To bring some artificial sunshine into the lives of the 20 or so folks who are kind of enough to visit this site each week, here are some appellate opinions in Minnesota where sunshine was a factor.
In 1932, the Minnesota Supreme Court ruled that sunstroke was accidental such that it is covered under Workers' Compensation.
This quote from a Minnesota Supreme Court opinion is amazingly elegant: "The white headstones and monuments that glisten in the sunshine within the sacred precincts devoted to the repose of the dead in the suburbs of every city in the land testify with unerring certainty that man is mortal, and the most effective efforts of the healing art are incapable of resisting the conqueror of all."
In 1998 a dissenting opinion thought it appropriate that municipalities that coordinate on utility services should be subject to the Open Meeting Laws so as to "shed a little sunshine" on how they are collectively operating.
And, much like our current spring, that's the minimal extent of good sunshine in the history of Minnesota's appellate opinion. I wish this blog posting could have done more to lighten your mood, but I can't control the law just like I can't control Mother Nature.

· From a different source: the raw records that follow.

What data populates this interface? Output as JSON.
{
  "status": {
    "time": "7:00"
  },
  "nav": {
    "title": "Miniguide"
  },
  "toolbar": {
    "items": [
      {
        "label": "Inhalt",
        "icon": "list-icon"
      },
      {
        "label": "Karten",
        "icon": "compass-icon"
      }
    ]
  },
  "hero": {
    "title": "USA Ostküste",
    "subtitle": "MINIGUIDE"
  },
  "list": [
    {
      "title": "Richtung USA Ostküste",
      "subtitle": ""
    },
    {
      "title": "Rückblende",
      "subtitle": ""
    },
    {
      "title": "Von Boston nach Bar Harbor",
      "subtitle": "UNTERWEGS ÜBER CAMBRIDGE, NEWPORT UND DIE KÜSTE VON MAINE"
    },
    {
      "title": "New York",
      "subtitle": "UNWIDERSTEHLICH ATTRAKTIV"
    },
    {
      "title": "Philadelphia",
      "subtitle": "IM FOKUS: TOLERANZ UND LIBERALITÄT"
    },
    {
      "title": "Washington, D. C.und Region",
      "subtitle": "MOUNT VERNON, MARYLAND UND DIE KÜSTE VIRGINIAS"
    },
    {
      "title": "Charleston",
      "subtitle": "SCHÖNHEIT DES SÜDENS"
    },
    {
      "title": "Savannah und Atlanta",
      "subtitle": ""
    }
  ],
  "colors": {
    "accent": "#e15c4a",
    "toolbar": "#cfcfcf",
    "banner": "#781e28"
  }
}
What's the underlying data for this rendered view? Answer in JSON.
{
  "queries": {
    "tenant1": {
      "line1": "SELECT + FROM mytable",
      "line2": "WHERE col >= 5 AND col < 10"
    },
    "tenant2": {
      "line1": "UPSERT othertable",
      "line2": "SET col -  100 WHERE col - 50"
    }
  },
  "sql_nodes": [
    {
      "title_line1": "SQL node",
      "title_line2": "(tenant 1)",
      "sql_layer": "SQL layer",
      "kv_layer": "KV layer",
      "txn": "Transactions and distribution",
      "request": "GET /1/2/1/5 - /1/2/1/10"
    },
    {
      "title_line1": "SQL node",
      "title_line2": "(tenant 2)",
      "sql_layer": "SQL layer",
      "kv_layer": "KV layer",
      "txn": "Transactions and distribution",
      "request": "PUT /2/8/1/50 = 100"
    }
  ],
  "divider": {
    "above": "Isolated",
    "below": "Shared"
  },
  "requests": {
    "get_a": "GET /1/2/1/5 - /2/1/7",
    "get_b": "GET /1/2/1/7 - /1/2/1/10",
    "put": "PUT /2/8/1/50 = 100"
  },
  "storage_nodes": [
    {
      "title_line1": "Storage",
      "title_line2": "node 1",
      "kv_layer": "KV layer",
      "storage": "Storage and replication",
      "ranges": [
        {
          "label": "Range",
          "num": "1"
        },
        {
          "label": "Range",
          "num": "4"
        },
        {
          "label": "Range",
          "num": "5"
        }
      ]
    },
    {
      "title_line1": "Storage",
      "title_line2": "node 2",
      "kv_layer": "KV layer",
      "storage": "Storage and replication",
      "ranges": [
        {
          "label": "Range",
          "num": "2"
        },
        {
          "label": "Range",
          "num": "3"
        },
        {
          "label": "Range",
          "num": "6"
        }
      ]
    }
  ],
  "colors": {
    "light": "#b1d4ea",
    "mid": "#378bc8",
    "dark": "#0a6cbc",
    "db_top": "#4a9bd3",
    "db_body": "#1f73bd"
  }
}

The material contained herein is provided for informational purposes only and is not legal advice, nor is it a substitute for obtaining legal advice from an attorney. Each situation is unique, and you should not act or rely on any information contained herein without seeking the advice of an experienced attorney. All information contained in links are the property of the linked site.